• _AIM OF THE TASK_
The result should be every line that contains the word "Рамблер", taken from the material.

-- -- --

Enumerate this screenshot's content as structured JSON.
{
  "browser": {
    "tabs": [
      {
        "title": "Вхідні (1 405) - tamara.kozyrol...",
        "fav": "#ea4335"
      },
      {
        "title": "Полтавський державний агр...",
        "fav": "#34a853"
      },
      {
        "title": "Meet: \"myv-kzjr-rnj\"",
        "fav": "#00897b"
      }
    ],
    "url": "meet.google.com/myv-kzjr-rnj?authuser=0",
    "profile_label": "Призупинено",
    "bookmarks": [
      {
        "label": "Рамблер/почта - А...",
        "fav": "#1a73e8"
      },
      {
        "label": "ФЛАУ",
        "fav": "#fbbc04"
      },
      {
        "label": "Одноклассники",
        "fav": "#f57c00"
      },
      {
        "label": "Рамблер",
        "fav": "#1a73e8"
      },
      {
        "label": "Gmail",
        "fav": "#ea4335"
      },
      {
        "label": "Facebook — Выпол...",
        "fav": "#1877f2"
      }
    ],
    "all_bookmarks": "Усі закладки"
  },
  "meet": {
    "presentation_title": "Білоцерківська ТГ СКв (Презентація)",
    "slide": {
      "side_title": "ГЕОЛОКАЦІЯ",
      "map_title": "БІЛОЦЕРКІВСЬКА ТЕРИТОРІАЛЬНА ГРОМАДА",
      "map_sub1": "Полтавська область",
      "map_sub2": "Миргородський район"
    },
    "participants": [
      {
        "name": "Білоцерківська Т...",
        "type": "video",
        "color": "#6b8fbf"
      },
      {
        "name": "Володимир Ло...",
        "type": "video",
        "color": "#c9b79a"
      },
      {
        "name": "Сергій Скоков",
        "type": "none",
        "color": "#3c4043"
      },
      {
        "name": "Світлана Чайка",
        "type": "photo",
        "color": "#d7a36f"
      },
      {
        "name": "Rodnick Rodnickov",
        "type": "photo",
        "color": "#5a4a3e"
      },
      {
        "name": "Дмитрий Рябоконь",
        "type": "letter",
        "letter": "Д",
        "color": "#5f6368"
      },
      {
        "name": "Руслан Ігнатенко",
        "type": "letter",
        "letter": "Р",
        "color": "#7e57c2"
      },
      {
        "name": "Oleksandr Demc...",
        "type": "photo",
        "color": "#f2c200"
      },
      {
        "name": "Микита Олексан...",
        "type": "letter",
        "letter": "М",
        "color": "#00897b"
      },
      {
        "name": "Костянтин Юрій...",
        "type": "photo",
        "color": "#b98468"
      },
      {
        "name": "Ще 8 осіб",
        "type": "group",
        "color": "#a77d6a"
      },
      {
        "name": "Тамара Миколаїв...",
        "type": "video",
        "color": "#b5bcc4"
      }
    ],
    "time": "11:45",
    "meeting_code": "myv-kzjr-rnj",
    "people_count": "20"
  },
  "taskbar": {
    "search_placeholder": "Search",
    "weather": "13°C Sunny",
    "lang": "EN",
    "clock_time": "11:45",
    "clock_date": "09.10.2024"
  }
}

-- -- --

• _ANSWER SPACE_
        "label": "Рамблер/почта - А...",
        "label": "Рамблер",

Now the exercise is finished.